What is a Pharmaceutical Fraud?
Any practice, whether in marketing, producing or testing a drug or medical device that results in a federal program paying more for a drug may qualify as pharmaceutical fraud. Common fraud schemes include promoting drugs in a way that encourages doctors to prescribe medication in ways that are not FDA approved (off-label marketing), manufacturing and selling defective or ineffective drugs and devices, and manipulating the price Medicare and Medicaid pay for a drug.

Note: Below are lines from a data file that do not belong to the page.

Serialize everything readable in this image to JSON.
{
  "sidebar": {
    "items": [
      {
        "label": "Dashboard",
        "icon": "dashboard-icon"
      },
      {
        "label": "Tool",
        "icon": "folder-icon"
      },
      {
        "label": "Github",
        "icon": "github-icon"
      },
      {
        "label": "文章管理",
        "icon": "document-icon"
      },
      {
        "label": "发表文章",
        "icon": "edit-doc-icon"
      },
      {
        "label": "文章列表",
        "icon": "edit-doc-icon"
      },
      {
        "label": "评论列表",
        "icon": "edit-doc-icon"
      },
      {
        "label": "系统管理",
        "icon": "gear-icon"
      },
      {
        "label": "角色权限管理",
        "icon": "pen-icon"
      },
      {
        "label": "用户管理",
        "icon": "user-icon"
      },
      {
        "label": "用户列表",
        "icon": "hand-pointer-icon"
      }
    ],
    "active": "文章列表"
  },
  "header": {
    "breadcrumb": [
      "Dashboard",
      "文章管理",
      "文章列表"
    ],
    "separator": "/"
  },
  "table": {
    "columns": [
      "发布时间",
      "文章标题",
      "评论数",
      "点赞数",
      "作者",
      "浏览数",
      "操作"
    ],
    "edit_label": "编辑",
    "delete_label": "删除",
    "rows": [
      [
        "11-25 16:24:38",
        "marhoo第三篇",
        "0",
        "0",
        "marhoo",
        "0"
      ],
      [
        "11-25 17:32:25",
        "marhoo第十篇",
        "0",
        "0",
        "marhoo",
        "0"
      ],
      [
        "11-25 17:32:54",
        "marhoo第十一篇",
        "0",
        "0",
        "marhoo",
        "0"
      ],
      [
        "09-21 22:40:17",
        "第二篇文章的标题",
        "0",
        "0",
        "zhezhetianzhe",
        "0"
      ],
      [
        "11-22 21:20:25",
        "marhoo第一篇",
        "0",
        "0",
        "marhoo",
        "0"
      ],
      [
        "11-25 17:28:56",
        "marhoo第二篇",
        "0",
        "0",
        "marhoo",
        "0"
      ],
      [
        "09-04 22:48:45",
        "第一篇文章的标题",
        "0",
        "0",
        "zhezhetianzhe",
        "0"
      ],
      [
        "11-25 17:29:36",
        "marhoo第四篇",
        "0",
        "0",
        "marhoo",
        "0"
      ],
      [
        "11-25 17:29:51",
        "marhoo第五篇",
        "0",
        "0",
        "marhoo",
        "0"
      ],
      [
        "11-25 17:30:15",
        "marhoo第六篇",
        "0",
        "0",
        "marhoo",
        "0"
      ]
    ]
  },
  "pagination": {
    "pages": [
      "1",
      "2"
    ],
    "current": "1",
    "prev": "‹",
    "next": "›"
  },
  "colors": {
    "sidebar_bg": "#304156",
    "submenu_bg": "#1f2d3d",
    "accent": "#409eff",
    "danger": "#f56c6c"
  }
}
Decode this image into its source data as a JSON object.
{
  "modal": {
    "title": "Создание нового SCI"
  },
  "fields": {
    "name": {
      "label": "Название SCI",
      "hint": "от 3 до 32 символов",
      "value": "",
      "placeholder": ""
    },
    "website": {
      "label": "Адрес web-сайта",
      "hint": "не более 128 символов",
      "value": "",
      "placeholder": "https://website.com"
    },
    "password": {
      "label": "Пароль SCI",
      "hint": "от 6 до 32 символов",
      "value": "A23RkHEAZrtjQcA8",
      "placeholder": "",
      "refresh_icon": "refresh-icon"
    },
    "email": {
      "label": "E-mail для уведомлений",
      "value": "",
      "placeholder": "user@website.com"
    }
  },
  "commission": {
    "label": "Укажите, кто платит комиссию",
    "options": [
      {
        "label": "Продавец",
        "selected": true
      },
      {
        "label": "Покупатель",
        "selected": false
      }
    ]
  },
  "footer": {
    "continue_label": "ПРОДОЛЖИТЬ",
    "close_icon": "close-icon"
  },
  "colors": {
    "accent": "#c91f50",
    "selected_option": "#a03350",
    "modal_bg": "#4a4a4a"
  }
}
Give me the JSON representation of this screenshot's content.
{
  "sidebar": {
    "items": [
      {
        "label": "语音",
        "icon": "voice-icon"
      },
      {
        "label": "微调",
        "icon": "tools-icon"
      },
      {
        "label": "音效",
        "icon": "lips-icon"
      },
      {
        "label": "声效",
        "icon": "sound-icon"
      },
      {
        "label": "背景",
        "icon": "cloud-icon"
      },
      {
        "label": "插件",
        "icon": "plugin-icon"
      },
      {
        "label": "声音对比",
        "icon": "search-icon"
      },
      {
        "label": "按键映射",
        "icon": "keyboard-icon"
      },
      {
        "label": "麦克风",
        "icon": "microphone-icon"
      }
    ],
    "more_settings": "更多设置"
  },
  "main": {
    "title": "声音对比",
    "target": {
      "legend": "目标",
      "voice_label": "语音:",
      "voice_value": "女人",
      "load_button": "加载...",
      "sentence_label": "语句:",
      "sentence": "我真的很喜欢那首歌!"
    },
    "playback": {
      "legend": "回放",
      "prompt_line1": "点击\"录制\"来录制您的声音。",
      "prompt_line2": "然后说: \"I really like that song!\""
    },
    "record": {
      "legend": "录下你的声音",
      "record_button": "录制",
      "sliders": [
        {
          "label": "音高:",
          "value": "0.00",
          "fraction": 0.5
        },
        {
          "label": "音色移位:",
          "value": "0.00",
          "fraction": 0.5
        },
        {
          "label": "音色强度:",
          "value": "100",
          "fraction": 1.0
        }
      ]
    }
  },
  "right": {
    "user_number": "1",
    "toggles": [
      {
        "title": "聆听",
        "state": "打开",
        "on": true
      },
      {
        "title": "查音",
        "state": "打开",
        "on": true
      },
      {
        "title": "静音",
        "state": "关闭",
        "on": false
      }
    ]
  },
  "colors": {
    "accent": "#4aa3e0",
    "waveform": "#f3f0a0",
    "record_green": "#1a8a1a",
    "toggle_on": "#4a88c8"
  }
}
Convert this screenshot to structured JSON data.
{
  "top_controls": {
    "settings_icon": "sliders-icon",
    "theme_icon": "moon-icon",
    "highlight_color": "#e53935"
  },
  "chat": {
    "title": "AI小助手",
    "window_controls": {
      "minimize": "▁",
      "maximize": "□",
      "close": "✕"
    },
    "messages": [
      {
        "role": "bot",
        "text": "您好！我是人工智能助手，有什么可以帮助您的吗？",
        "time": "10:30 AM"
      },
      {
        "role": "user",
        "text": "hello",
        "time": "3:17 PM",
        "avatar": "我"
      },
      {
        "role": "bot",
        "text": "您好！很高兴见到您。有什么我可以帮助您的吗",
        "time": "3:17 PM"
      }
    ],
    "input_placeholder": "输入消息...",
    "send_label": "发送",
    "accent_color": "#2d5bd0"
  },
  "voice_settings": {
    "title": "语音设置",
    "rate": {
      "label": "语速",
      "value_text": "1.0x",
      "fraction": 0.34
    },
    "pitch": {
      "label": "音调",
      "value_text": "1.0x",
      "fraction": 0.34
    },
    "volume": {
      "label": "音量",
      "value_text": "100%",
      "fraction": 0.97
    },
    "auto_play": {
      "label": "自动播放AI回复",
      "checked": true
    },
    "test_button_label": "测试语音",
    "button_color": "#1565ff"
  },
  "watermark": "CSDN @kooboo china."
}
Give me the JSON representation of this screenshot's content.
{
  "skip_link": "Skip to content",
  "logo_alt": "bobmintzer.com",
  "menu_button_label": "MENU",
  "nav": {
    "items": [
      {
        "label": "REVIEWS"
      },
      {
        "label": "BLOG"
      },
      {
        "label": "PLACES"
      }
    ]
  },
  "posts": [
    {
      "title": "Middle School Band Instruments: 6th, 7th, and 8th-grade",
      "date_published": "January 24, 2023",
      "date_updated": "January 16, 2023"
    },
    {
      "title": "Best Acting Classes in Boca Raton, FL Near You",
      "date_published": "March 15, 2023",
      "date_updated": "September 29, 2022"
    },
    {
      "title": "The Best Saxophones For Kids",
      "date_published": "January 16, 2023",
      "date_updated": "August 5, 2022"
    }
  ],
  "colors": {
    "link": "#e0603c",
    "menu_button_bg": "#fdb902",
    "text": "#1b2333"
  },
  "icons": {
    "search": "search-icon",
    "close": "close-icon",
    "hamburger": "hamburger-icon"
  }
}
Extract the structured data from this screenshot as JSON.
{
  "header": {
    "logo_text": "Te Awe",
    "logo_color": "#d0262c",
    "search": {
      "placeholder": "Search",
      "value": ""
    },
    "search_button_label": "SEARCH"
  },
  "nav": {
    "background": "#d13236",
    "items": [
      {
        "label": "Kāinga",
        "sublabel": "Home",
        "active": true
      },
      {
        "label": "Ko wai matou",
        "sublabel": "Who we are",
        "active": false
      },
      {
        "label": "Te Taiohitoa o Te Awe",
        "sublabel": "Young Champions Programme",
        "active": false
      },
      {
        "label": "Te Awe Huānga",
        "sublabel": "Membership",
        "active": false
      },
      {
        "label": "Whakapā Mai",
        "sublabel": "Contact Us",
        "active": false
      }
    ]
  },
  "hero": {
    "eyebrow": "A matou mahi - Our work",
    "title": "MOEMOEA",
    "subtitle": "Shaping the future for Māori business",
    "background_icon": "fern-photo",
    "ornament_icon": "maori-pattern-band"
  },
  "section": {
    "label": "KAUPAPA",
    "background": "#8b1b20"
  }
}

When drugmakers’ sales representatives tell a doctor that a prescription drug that has been approved, for example, to treat cardiovascular conditions can be used to treat migraines, it is then marketed as an off-label. Some large drug companies also provided the Food and Drug Administration (FDA) misleading or false information about their medications’ safety, altering data obtained during clinical research trials. In other instances instead, the Big Pharma companies offered physicians and pharmacists various incentives to prescribe their branded medications. Those kickbacks included free cruises or trips, tickets for the spa, and expensive dinners worth up to $10,000 — although they deceitfully hid those practices as “marketing education,” it is usually just bribery. Other types of unlawful practices include providing misleading information about drugs (Continuing Medical Education Fraud), violating manufacturing standards (Current Good Manufacturing Practice violations), or charging federal healthcare programs for more expensive brand-name medications although the patient actually received cheaper generic ones (billing for brand).